August 18, 2011

Things you may observe about editing a novel

Dishes accumulate more quickly than can be accounted for. In fact, all dishes and cutlery are dirty, in spite of the cessation of all cooking. (The most alarming thing about this is how little you are inclined to care.)

Your stomach never stops growling in spite of heretofore-unheard-of (read: confessed) indulgences sanctioned due to state of grievous emergency. (May include but not limited to Chinese takeout, energy drinks, garlic crackers, stale Cadbury mini-eggs.)

Most novels you will think about or pick up are better than your novel in its current state. (Heart-rendingly, soul-crushingly better.) Nevertheless, any momentary self-doubt cannot be given free rein to disrupt your terrified output of what you fervently hope is some reasonable approximation of brilliance.

August 7, 2011

How to edit a novel

First: leave it alone. For a long time. In fact, if you don't look at it even once for almost eleven months, that's just about perfect.

Then think about all the parts you remember that make you cringe. Resolve to do away with them. Remember how you imagined your novel back when it was something you were excited to start working on.

Next, get notes from a careful reader or editor. Believe them. Compare them to what you already know about problems in the novel. Think carefully about possible solutions.

Last: cut ruthlessly. Experience elation.

I'm kidding about the list (although it doesn't strike me as bad advice), but in my case, this is more or less what has happened. I received my notes from my editor on July 15 (seven single-spaced, 10-point font pages of awesome insight), and after one week of mulling and strategizing here in the city, I took two weeks of vacation in which I planned to make a big push on the edits.

And last night I got home from two wonderful weeks in the country where I had planned to buckle down and edit edit edit like crazy. And editing in this case was going to mean writing whole new sections from scratch, since I decided I wanted to cut about a third of the existing text.

I did a fair chunk, but not enough. There were other commitments and distractions (mostly good ones), and the summer is so short here, I thought I ought to give it its due, which meant hiking up mountains, trips to the water park, stargazing, and cookouts down by the lake. No regrets, but I'm going to have to make a strict plan for how to get through the rest of it.

At the moment, I'm 28,000 words lighter (though this is likely to change), and the novel is finally beginning to be something closer to what I imagined it back in 2007...before I started writing it.

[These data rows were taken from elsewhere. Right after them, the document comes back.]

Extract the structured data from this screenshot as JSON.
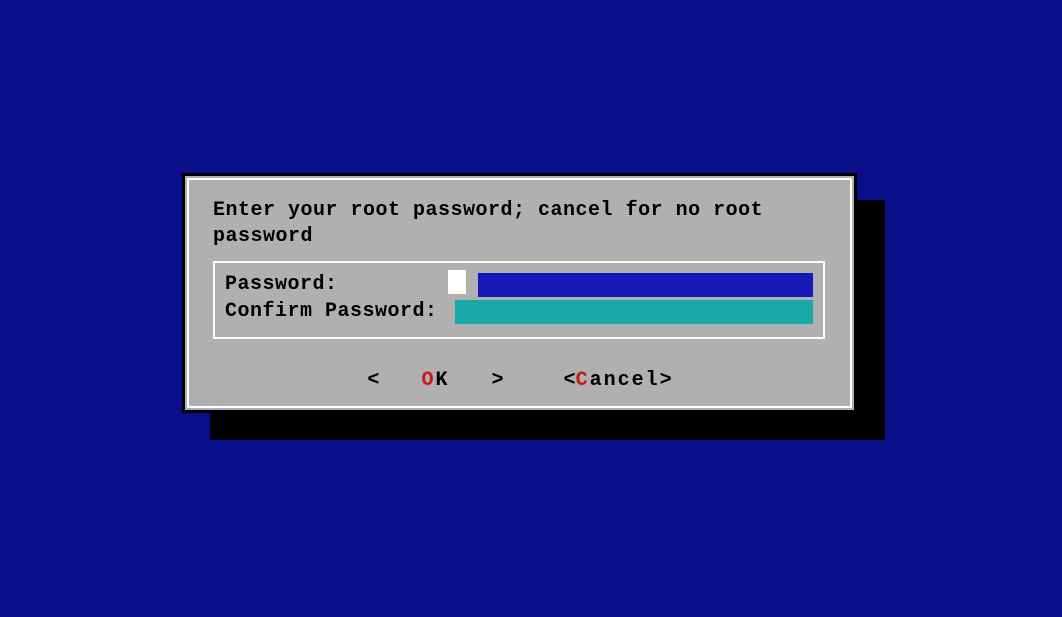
{
  "dialog": {
    "prompt": "Enter your root password; cancel for no root password",
    "fields": {
      "password": {
        "label": "Password:",
        "value": ""
      },
      "confirm": {
        "label": "Confirm Password:",
        "value": ""
      }
    },
    "buttons": {
      "ok": {
        "open": "<",
        "hotkey": "O",
        "rest": "K",
        "close": ">"
      },
      "cancel": {
        "open": "<",
        "hotkey": "C",
        "rest": "ancel",
        "close": ">"
      }
    }
  },
  "colors": {
    "background": "#0a0e8a",
    "dialog_bg": "#b0b0b0",
    "password_field": "#1818b8",
    "confirm_field": "#18a8a8",
    "hotkey": "#c81818"
  }
}
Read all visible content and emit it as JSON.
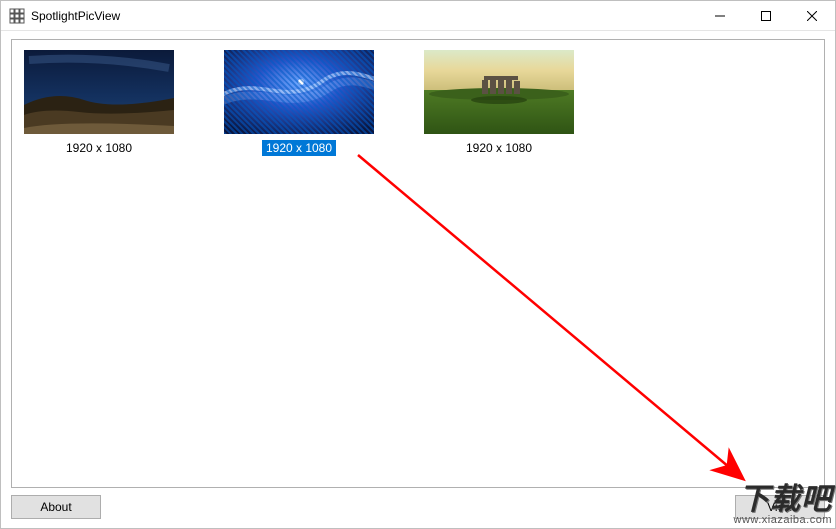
{
  "window": {
    "title": "SpotlightPicView"
  },
  "thumbnails": [
    {
      "caption": "1920 x 1080",
      "selected": false
    },
    {
      "caption": "1920 x 1080",
      "selected": true
    },
    {
      "caption": "1920 x 1080",
      "selected": false
    }
  ],
  "buttons": {
    "about": "About",
    "view": "View"
  },
  "watermark": {
    "main": "下载吧",
    "sub": "www.xiazaiba.com"
  }
}
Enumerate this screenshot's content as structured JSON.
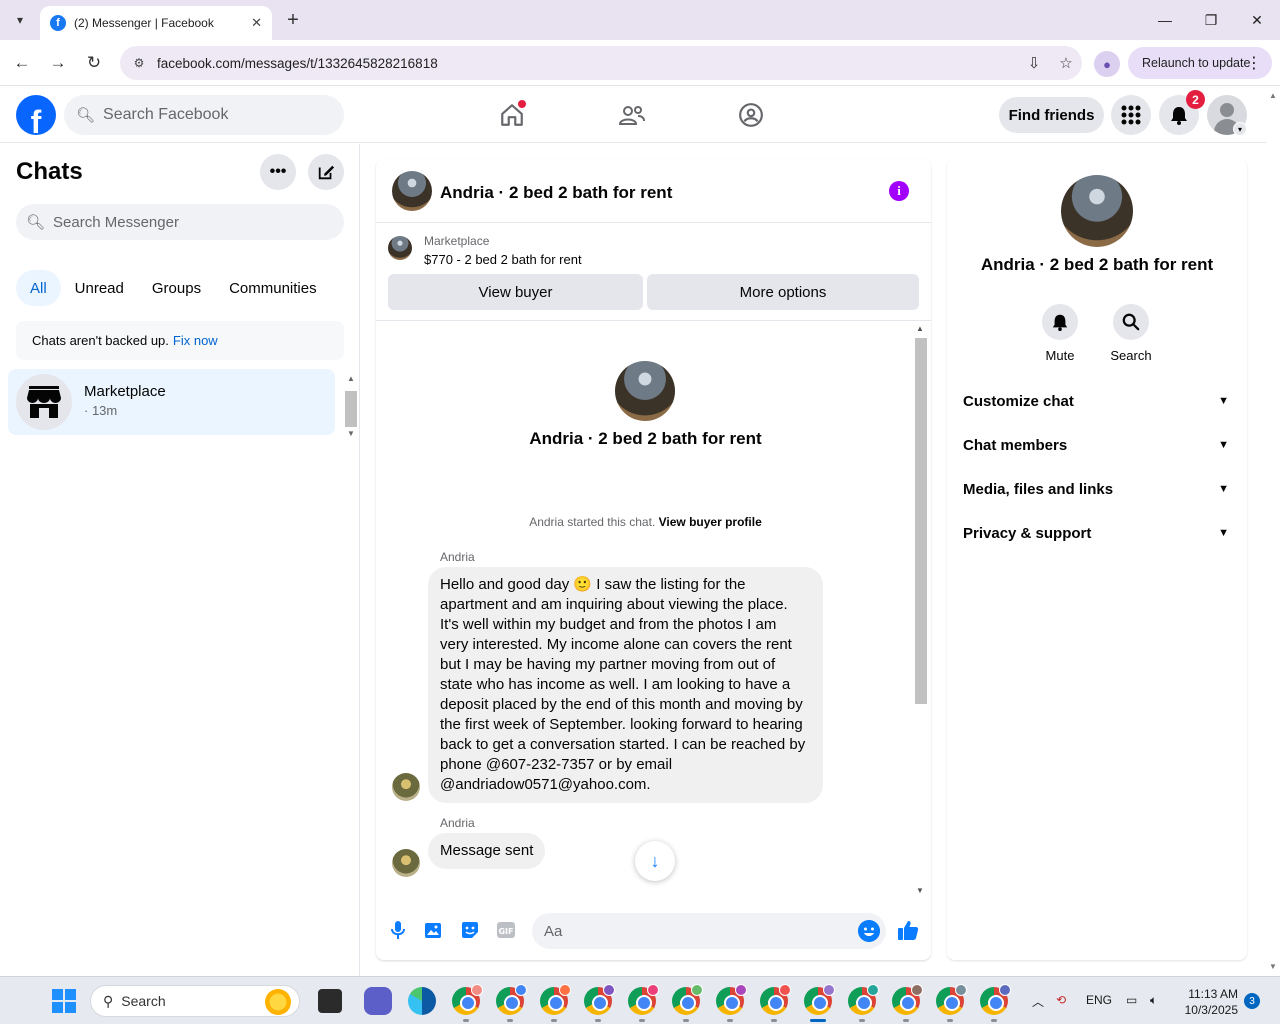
{
  "browser": {
    "tab_title": "(2) Messenger | Facebook",
    "url": "facebook.com/messages/t/1332645828216818",
    "relaunch_label": "Relaunch to update"
  },
  "fb_header": {
    "search_placeholder": "Search Facebook",
    "find_friends_label": "Find friends",
    "notification_count": "2"
  },
  "left_panel": {
    "title": "Chats",
    "search_placeholder": "Search Messenger",
    "filters": [
      "All",
      "Unread",
      "Groups",
      "Communities"
    ],
    "active_filter": "All",
    "backup_text": "Chats aren't backed up.",
    "backup_link": "Fix now",
    "chats": [
      {
        "name": "Marketplace",
        "time": "· 13m"
      }
    ]
  },
  "conversation": {
    "title": "Andria · 2 bed 2 bath for rent",
    "marketplace_label": "Marketplace",
    "listing": "$770 - 2 bed 2 bath for rent",
    "view_buyer_label": "View buyer",
    "more_options_label": "More options",
    "intro_name": "Andria · 2 bed 2 bath for rent",
    "started_text": "Andria started this chat.",
    "view_buyer_profile": "View buyer profile",
    "messages": [
      {
        "sender": "Andria",
        "lines": [
          "Hello and good day 🙂 I saw the listing for the",
          "apartment and am inquiring about viewing the place.",
          "It's well within my budget and from the photos I am",
          "very interested. My income alone can covers the rent",
          "but I may be having my partner moving from out of",
          "state who has income as well. I am looking to have a",
          "deposit placed by the end of this month and moving by",
          "the first week of September. looking forward to hearing",
          "back to get a conversation started. I can be reached by",
          "phone @607-232-7357 or by email",
          "@andriadow0571@yahoo.com."
        ]
      },
      {
        "sender": "Andria",
        "lines": [
          "Message sent"
        ]
      }
    ],
    "composer_placeholder": "Aa"
  },
  "details": {
    "name": "Andria · 2 bed 2 bath for rent",
    "mute_label": "Mute",
    "search_label": "Search",
    "sections": [
      "Customize chat",
      "Chat members",
      "Media, files and links",
      "Privacy & support"
    ]
  },
  "taskbar": {
    "search_label": "Search",
    "language": "ENG",
    "time": "11:13 AM",
    "date": "10/3/2025",
    "notification_count": "3"
  },
  "colors": {
    "facebook_blue": "#0866ff",
    "messenger_blue": "#0a7cff",
    "info_purple": "#a100ff",
    "badge_red": "#e41e3f"
  }
}
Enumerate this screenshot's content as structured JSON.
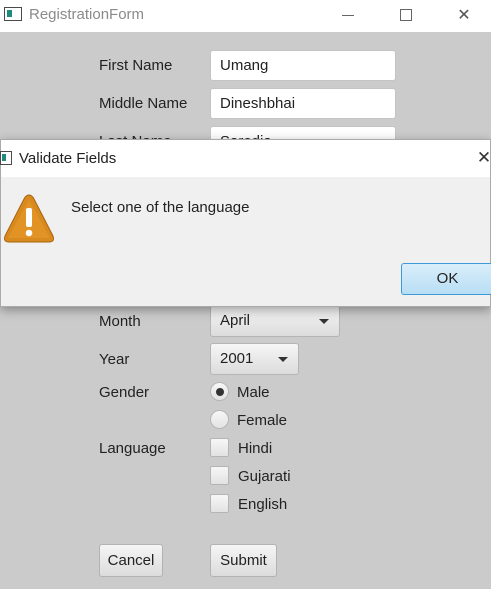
{
  "window": {
    "title": "RegistrationForm",
    "close_glyph": "✕"
  },
  "form": {
    "first_name": {
      "label": "First Name",
      "value": "Umang"
    },
    "middle_name": {
      "label": "Middle Name",
      "value": "Dineshbhai"
    },
    "last_name": {
      "label": "Last Name",
      "value": "Sarodia"
    },
    "month": {
      "label": "Month",
      "value": "April"
    },
    "year": {
      "label": "Year",
      "value": "2001"
    },
    "gender": {
      "label": "Gender",
      "options": [
        {
          "label": "Male",
          "selected": true
        },
        {
          "label": "Female",
          "selected": false
        }
      ]
    },
    "language": {
      "label": "Language",
      "options": [
        {
          "label": "Hindi",
          "checked": false
        },
        {
          "label": "Gujarati",
          "checked": false
        },
        {
          "label": "English",
          "checked": false
        }
      ]
    },
    "cancel_label": "Cancel",
    "submit_label": "Submit"
  },
  "dialog": {
    "title": "Validate Fields",
    "message": "Select one of the language",
    "ok_label": "OK",
    "close_glyph": "✕",
    "icon": "warning-icon",
    "icon_color": "#d88a1e"
  }
}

January 24, 2011

cold days

A cold day is a good day for blogging.

There has been very little writing in my world lately, but a lot of doing and feeling, all of which can only be good for the writing in the long run.

One of the not-writing things I've been doing is running through the entirety of Downton Abbey. It was a nice transition from The Little Stranger, the last novel I finished and which I also recommend. Read & watch back-to-back for seamless immersion in the grand British world of turn-of-the-century failing estates and antiquated class systems.